To counteract the low levels of blue light during the daytime in winter, people often use a blue light therapy box. A blue light therapy box provides striking intense blue light which is consistent with sunlight at noon. The blue light signals produce the same effect in our bodies as natural sunlight does.
However, the cons to using this method, is that it takes time- you'll have to set aside 30 mins each day to sit in front of the light therapy box. Secondly, it doesn’t mimic natural sunlight patterns by providing continuous blue light during daytime hours.
A better solution is to use a full-spectrum LED light bulb to deal with seasonal affective disorder. Full-spectrum light bulbs mimic the spectrum of sunlight and provide the correct wavelengths at the right intensities throughout the day.
Full-spectrum light bulbs should have three modes to mimic sunlight:
The daytime mode should provide adequate amounts of blue light
The evening mode should provide low levels of blue light and some degree of red/amber light, to mimic the colours at sunset. These light levels start preparing the brain to slow down for sleep.
At night, there’s no sun so we shouldn't be exposed to blue light. Even the slightest amount of light (such as switching on the bathroom light) halts the production of melatonin. So the night mode should be 100% blue light free. For this, the bulb has to emit red light.
Using full-spectrum light bulbs not only provides the correct amount of blue light to boost serotonin during the day but also helps you sleep better. Sleep pattern disturbances are linked with anxiety and depression. Falling asleep early in winter also means that you’ll be able to wake up early and catch the few early hours of sunlight that winter provides.
Full-spectrum light therapy bulbs can also be used to treat summer Seasonal affective disorder. Since summer SAD is caused by excess blue light exposure due to the longer days, the evening and night modes help keep light exposure in check and treat insomnia.
Full-spectrum light therapy isn’t just for seasonal affective disorder- these natural lighting options help deal with the host of eye and mood problems that are associated with abnormal blue light exposure from digital devices.
A bulb that’s giving out red or white light isn’t necessarily going to work! The light frequency produced must be in sync with sunlight. Since all lights, look the same, you can’t tell the difference by just looking!

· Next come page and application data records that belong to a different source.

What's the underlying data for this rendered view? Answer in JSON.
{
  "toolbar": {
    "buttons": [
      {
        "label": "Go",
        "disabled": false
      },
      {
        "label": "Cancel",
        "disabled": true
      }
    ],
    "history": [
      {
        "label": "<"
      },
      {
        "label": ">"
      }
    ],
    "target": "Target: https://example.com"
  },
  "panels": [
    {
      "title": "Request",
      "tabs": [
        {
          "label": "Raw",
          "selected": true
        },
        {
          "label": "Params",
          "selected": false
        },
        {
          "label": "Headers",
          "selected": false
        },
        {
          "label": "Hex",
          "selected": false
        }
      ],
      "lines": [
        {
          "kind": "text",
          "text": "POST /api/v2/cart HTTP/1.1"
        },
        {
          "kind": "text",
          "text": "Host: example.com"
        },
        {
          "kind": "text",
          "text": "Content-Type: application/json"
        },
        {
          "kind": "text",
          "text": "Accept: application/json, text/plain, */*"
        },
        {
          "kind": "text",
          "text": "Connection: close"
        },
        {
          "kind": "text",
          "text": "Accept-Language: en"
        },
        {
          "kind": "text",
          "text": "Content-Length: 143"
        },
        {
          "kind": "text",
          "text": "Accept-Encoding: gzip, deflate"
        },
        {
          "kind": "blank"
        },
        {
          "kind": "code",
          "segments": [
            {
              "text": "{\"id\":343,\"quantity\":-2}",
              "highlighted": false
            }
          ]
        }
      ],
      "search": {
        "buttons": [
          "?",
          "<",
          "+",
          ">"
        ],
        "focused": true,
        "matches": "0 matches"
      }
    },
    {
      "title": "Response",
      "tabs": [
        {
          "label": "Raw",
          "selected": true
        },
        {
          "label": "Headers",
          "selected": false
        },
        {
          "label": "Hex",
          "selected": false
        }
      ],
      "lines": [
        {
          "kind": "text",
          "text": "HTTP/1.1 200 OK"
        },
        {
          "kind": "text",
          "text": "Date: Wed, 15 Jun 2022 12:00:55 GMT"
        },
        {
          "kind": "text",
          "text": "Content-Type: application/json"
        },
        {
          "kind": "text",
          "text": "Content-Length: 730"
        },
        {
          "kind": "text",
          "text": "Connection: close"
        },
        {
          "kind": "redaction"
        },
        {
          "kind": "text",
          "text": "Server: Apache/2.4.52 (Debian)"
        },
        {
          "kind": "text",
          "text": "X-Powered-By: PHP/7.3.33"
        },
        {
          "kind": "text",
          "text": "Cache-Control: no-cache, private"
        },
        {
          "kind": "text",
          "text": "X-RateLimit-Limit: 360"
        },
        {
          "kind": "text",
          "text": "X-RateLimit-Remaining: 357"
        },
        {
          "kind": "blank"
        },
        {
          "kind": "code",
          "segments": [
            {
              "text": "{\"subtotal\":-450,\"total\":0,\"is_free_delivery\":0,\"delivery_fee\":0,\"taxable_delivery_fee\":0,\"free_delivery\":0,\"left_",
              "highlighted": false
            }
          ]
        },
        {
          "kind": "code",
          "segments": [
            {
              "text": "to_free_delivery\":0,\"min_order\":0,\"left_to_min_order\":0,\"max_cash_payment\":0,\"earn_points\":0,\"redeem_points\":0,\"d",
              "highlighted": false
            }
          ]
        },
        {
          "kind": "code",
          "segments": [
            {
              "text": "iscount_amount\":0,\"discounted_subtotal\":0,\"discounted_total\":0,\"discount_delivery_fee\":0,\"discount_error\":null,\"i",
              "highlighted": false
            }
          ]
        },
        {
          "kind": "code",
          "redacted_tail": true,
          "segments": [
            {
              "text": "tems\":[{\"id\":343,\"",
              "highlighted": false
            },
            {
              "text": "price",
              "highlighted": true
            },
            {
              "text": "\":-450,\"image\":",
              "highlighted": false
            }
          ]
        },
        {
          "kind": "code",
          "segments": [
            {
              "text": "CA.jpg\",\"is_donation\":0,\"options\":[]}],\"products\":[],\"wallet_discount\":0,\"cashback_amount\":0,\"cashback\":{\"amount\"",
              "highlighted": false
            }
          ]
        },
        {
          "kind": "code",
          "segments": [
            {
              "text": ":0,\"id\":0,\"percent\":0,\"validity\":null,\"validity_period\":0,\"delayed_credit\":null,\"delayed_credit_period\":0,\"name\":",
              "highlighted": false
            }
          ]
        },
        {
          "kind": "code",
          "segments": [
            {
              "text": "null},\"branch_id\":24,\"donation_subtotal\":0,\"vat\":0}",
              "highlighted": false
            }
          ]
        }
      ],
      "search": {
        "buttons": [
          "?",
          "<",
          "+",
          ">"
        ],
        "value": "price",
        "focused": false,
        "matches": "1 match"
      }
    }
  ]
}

If you’re curious about blue light, feel free to read more on our blog. Still have questions? We’d love to answer. Ask away!
Comments will be approved before showing up.